written in Logo: The development system is itself a version of Logo. The
entire user interface is controlled by Logo procedures. While this is no
secret, LCSI provides no documentation or support for using this
underlying Logo. Except for an occasional weird error message about
"button-loop" you wouldn't know it exists. So I think Brian's critique is
valid. It would be great to muck around underneath MicroWorlds, but
without LCSI's help we can't. MicroWorlds might as well be written in C.
New York City
Mike Westerfield replies:
There's certainly a lot to be said for a recursively developed
programming system, designed in itself and using source code that is
available to any user. In a research environment, that's a real boon. In
many ways, it's exacly what happened with C and UNIX, although the effort
was not as well organized or carefully thought out as Smalltalk.
Yet Brian Harvey seems to dismiss an important point about HyperStudio.
It is not a Logo language environment with multimedia commands. It is a
multimedia word processor. It doesn't even need a scripting language to be
a useful product, and in fact, early versions of HyperStudio were shipped
without a scripting language.
Comparing HyperStudio and HyperLogo to Smalltalk is like comparing
calculators to desktop computers: There is some overlap of purpose, but
they are not the same thing. The appropriate model for HyperStudio is
Microsoft Word, not Smalltalk. Both are editors, although one edits
multimedia and the other edits text. Both have scripting languages that
are not used for routine tasks, but are available when needed.
While a system such as the one Brian describes would no doubt be useful
to many people, I doubt that the typical HyperStudio customer would give
it a second glance. Just as someone who needs to write a letter uses
Microsoft Word rather than Icon, someone who wants to develop a multimedia
resume or classroom lesson will find HyperStudio easier to use than a Logo
Brian and I share a lot of common interests. Like him, I would be
interested in using a development environment like the one he describes.
In fact, if I thought I could make a commercial success from it, I would
even enjoy writing one. But even if I had it on my desk, and was

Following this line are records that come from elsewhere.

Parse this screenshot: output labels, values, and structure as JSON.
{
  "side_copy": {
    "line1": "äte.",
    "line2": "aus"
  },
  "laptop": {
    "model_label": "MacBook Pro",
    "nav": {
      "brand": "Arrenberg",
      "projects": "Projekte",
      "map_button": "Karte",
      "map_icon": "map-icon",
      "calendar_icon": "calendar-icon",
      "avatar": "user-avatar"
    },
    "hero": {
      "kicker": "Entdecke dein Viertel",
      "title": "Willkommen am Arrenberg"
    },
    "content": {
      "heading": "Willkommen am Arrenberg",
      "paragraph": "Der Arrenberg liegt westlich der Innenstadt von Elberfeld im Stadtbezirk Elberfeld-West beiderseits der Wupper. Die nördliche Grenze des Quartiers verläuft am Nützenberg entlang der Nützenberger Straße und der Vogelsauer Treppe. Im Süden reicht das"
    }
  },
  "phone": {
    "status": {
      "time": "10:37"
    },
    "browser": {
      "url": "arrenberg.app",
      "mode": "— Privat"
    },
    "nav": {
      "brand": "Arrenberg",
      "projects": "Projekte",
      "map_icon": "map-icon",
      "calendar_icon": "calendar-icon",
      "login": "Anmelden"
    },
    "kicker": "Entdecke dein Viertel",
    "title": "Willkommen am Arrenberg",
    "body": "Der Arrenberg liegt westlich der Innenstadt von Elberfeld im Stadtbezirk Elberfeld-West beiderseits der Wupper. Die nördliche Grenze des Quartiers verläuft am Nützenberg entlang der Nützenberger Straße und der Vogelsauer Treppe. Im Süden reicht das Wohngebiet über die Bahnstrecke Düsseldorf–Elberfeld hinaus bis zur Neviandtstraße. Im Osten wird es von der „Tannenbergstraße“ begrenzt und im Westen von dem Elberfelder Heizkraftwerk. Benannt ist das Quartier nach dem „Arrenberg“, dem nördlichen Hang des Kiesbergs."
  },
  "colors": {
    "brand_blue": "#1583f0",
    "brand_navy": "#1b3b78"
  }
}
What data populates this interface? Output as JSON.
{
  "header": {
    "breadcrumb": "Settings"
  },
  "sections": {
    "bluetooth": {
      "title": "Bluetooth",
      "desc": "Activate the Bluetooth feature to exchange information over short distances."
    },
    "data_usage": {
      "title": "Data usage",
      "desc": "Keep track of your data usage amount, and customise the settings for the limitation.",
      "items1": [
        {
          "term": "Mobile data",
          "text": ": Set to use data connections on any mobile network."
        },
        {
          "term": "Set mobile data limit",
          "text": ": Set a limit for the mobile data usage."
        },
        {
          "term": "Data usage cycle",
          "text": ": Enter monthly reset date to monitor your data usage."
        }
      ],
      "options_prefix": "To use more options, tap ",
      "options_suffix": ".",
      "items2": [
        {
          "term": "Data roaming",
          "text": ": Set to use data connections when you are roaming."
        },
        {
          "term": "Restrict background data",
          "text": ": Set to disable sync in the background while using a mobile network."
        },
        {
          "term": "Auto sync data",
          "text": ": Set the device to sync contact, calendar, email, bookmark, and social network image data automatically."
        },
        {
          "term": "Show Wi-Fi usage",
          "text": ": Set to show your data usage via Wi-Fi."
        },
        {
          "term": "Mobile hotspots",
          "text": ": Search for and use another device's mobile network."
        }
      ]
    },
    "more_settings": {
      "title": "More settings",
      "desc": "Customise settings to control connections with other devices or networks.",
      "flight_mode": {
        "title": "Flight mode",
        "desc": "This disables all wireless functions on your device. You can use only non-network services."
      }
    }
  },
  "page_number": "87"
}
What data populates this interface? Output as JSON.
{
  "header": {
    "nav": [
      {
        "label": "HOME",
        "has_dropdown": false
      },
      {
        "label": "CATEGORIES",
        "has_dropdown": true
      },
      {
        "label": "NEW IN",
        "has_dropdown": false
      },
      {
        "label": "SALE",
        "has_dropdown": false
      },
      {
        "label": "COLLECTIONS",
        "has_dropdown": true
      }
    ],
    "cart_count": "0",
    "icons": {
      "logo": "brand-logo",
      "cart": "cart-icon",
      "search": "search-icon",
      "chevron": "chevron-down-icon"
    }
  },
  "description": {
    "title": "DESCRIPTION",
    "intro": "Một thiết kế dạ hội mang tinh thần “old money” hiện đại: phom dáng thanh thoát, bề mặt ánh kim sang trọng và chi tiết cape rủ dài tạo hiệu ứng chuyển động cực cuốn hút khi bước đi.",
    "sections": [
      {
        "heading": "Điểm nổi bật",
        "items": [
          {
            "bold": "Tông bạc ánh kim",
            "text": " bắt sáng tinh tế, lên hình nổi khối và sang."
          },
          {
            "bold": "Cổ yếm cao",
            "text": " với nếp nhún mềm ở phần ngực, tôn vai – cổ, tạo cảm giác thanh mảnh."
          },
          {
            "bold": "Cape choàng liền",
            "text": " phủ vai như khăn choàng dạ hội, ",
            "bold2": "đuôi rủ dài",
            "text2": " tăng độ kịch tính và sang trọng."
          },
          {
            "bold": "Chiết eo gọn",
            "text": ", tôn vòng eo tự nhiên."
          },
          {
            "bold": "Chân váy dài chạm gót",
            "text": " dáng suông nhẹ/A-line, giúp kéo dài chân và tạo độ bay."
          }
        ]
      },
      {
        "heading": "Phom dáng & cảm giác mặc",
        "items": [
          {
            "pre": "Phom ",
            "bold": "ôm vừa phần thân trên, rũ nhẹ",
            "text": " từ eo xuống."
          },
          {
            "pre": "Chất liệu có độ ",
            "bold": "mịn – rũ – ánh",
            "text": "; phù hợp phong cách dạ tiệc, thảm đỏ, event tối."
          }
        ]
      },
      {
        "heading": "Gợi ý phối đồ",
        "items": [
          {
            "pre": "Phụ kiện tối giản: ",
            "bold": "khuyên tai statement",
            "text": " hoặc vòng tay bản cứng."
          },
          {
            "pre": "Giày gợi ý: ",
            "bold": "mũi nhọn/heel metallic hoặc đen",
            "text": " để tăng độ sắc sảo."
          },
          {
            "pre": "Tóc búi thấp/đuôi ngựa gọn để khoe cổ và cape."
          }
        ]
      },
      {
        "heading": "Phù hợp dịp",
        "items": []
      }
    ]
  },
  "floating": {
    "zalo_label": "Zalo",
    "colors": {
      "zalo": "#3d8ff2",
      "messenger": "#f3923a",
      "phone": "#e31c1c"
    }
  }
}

completely familiar with it, I'd use HyperStudio to create my resume or to
create a computer-based description of comet Hyakutake. And I'd happily
take advantage of a great language to do so.
HyperStudio is not your professor's programming environment, to twist an
advertising slogan. It's a radical new way to use a great language for an
entirely new purpose. It's not a competitor for a traditional Logo
programming environment, but does represent a great tool p; and one with
unique opportunities for anyone who already knows Logo.
Byte Works, Inc.
Memories of Logo
The following message appeared recently on the UseNet newsgroup
Article 2474 in comp.lang.logo:
From: firstname.lastname@example.org (Kylie Elizabeth Olean)
Subject: Memories of Logo
Hi, I'm not a teacher, nor do I really have anything to do with Logo
anymore. I saw this newsgroup, though, and couldn't help but subscribe.
My first experience with computers was on an Apple IIe, using Logo. That
turtle was the coolest thing when I was seven or eight. I read a post
where someone said that Logo was too difficult for younger children to
comprehend. I seriously disagree with that statement. I started learning
Logo in second grade. It was what piqued my interest in computers.
I'm now working as a technical assistant in my university's computer
resource center. I help people with problems they're having with
computers. And I kind of owe it all to Logo. Of course, I probably would
have eventually gotten interested in computers, even without it. I would
have started later when I learned BASIC in jr. high. But I still have
very fond memories of that turtle. And I just wanted to share that.